After careening down the black diamond slopes of 2018 as a modest skier at best, I am at the bottom of a thrilling run looking back up the glorious mountainside. It is beautiful yet in a treacherous way. The moguls look smaller and the trails less daunting now, but the peaks are still covered in clouds. Does this “we-did-it!” sensation embolden our faith? Is it one more experience conquered by God’s grace? Or did I have faith based on my experience and conditioning, that I would hammer that run, even if it hammered me?
In the Bible, Jesus was speaking to His disciples who claimed to be unable to heal a boy with chronic seizures, brought to them by a desperate father who had known they were followers of Christ. Jesus explained to them, “Because of your little faith; for truly I say to you, if you have faith the size of a mustard seed, you will say to this mountain, move from here to there, and it will move, and nothing will be impossible for you.” Jesus proceeded instantly, to cure the child of his infirmity. I suppose in this instance, Jesus was both rebuking and encouraging his disciples in Mathew 17: 20. A good mentor will call you out, educate and demonstrate; how much more will Christ who loves you ultimately, do all three and embolden your faith along the journey.
Given that a mustard seed is but a millimeter in diameter, Jesus was simply conveying that faith has incalculable power, if only we would exercise it! I reflect back to September when our godly, faith-filled new team members, Dani, Peggy, and Esteban, staked a bold end-of-year fundraising goal; and they explained to the Board of Directors, who had just voted on the new land purchase, “We have faith that God is gonna do this, but we need your help!” They went to work, hard, and employed tiered strategies. By golly they did it, but they were quick to give the praise to God in whom they had complete faith. I do believe it was their mustard seed or more that manifested in a fiscal quarter of giving, exceeding that of all other years.
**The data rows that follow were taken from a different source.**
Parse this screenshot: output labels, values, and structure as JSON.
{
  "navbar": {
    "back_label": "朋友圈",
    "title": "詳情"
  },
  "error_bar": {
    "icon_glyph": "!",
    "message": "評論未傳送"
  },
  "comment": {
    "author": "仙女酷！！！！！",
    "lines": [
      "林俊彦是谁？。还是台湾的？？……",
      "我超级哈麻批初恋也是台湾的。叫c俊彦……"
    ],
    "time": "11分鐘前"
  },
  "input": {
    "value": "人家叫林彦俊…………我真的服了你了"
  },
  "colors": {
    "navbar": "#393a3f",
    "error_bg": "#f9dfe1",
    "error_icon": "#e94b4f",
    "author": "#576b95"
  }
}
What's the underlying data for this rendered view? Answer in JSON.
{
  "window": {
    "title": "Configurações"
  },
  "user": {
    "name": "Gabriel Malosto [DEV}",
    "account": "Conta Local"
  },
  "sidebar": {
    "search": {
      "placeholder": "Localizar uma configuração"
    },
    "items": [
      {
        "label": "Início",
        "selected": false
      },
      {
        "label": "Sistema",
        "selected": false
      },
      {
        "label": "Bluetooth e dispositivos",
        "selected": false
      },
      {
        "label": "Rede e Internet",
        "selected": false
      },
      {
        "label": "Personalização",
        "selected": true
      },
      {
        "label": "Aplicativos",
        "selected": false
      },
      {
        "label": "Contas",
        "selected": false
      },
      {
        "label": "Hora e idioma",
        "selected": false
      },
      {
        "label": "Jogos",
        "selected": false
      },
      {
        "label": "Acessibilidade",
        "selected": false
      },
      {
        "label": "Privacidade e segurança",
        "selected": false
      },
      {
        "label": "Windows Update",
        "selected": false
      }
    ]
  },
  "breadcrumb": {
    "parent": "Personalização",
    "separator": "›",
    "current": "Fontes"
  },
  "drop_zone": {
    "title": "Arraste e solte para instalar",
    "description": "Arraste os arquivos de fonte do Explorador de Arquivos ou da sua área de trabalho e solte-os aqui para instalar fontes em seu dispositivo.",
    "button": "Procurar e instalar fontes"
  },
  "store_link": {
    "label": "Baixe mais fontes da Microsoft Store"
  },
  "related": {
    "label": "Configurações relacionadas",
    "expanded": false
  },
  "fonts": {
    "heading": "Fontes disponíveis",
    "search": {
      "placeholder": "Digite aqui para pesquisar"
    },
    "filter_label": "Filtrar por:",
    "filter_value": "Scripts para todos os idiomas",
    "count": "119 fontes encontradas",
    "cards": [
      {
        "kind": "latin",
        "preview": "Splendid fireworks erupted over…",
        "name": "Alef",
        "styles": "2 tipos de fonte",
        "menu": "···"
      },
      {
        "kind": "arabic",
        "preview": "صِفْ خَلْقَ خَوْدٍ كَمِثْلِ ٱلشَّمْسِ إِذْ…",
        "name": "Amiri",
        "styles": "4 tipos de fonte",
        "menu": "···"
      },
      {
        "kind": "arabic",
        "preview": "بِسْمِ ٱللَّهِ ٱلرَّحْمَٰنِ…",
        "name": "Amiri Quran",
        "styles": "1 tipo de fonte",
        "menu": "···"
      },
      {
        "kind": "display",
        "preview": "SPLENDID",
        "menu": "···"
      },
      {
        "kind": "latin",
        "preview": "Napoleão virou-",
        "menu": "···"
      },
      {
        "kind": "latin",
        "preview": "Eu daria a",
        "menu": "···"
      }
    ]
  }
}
But I did observe that other team members who gave a thumbs up for this campaign, were shocked beyond their wildest imagination… and their faith was emboldened! Indeed we all at Scalpel At The Cross experienced emboldened faith, albeit with different starting points, and that is the dynamic growing body of Christ working this “faith thing” out together. It’s real, and it’s vivid.
“When I make bold decisions in which I anticipate great risk, and then I experience success, my faith emboldens.” It is also great to work with people who exercise faith through bold actions which beget even greater faith. The next time, my decisions become more fearless. Perhaps I am less concerned with the outcome, or I know the outcome is God-purposed, or I am more focused on following He who is sovereign over the outcome. Ultimately, the consequence is freedom, freedom which comes through faith to make bold decisions.
Team Member Questionnaire
If you are interested in joining a future mission team, please fill out our Team Member Questionnaire and email to the attention of Esteban Cardona.